▸ **AIM OF THE TASK**: Word for word, reproduce each entry.

═══ RECORDED INFORMATION ═══

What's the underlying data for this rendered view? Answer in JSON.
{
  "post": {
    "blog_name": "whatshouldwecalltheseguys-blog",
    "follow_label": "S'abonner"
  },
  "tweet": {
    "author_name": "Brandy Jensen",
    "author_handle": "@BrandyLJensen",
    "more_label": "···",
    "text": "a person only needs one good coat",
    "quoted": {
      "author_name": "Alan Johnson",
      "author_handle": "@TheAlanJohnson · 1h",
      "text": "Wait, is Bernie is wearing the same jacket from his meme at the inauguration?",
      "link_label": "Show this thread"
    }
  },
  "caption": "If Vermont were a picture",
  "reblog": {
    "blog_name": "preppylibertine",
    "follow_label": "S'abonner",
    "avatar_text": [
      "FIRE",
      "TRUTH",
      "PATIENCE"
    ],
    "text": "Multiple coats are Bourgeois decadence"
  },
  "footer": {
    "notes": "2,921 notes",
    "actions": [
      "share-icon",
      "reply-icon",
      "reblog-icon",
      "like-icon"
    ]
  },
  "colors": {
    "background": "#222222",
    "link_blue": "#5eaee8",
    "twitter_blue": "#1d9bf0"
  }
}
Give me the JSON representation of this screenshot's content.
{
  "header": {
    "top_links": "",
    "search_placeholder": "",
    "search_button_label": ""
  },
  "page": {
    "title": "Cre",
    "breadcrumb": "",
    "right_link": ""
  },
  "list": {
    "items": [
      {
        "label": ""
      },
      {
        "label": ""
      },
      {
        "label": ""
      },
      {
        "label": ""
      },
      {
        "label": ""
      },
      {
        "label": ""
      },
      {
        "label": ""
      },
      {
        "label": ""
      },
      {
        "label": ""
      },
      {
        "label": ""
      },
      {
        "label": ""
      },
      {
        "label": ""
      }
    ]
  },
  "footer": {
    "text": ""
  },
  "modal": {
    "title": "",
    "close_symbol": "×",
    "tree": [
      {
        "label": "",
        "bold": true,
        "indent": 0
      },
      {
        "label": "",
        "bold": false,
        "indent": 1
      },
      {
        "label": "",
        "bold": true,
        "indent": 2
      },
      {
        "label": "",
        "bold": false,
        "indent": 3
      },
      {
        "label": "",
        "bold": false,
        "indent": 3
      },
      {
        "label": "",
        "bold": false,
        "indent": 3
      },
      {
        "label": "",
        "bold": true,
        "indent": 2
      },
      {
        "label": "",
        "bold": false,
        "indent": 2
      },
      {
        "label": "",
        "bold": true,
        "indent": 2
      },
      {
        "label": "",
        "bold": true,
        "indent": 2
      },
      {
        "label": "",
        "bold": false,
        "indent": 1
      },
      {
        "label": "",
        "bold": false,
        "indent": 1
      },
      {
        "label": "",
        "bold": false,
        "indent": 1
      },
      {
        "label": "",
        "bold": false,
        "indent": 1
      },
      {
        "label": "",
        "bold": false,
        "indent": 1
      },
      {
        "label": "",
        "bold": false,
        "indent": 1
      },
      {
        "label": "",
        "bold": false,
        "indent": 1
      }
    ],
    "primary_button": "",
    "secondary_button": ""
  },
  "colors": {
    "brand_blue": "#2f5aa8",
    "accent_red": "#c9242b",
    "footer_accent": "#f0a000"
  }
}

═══

▸ **ANSWER AREA**:
What's the underlying data for this rendered view? Answer in JSON.
{
  "post": {
    "blog_name": "whatshouldwecalltheseguys-blog",
    "follow_label": "S'abonner"
  },
  "tweet": {
    "author_name": "Brandy Jensen",
    "author_handle": "@BrandyLJensen",
    "more_label": "···",
    "text": "a person only needs one good coat",
    "quoted": {
      "author_name": "Alan Johnson",
      "author_handle": "@TheAlanJohnson · 1h",
      "text": "Wait, is Bernie is wearing the same jacket from his meme at the inauguration?",
      "link_label": "Show this thread"
    }
  },
  "caption": "If Vermont were a picture",
  "reblog": {
    "blog_name": "preppylibertine",
    "follow_label": "S'abonner",
    "avatar_text": [
      "FIRE",
      "TRUTH",
      "PATIENCE"
    ],
    "text": "Multiple coats are Bourgeois decadence"
  },
  "footer": {
    "notes": "2,921 notes",
    "actions": [
      "share-icon",
      "reply-icon",
      "reblog-icon",
      "like-icon"
    ]
  },
  "colors": {
    "background": "#222222",
    "link_blue": "#5eaee8",
    "twitter_blue": "#1d9bf0"
  }
}
Give me the JSON representation of this screenshot's content.
{
  "header": {
    "top_links": "",
    "search_placeholder": "",
    "search_button_label": ""
  },
  "page": {
    "title": "Cre",
    "breadcrumb": "",
    "right_link": ""
  },
  "list": {
    "items": [
      {
        "label": ""
      },
      {
        "label": ""
      },
      {
        "label": ""
      },
      {
        "label": ""
      },
      {
        "label": ""
      },
      {
        "label": ""
      },
      {
        "label": ""
      },
      {
        "label": ""
      },
      {
        "label": ""
      },
      {
        "label": ""
      },
      {
        "label": ""
      },
      {
        "label": ""
      }
    ]
  },
  "footer": {
    "text": ""
  },
  "modal": {
    "title": "",
    "close_symbol": "×",
    "tree": [
      {
        "label": "",
        "bold": true,
        "indent": 0
      },
      {
        "label": "",
        "bold": false,
        "indent": 1
      },
      {
        "label": "",
        "bold": true,
        "indent": 2
      },
      {
        "label": "",
        "bold": false,
        "indent": 3
      },
      {
        "label": "",
        "bold": false,
        "indent": 3
      },
      {
        "label": "",
        "bold": false,
        "indent": 3
      },
      {
        "label": "",
        "bold": true,
        "indent": 2
      },
      {
        "label": "",
        "bold": false,
        "indent": 2
      },
      {
        "label": "",
        "bold": true,
        "indent": 2
      },
      {
        "label": "",
        "bold": true,
        "indent": 2
      },
      {
        "label": "",
        "bold": false,
        "indent": 1
      },
      {
        "label": "",
        "bold": false,
        "indent": 1
      },
      {
        "label": "",
        "bold": false,
        "indent": 1
      },
      {
        "label": "",
        "bold": false,
        "indent": 1
      },
      {
        "label": "",
        "bold": false,
        "indent": 1
      },
      {
        "label": "",
        "bold": false,
        "indent": 1
      },
      {
        "label": "",
        "bold": false,
        "indent": 1
      }
    ],
    "primary_button": "",
    "secondary_button": ""
  },
  "colors": {
    "brand_blue": "#2f5aa8",
    "accent_red": "#c9242b",
    "footer_accent": "#f0a000"
  }
}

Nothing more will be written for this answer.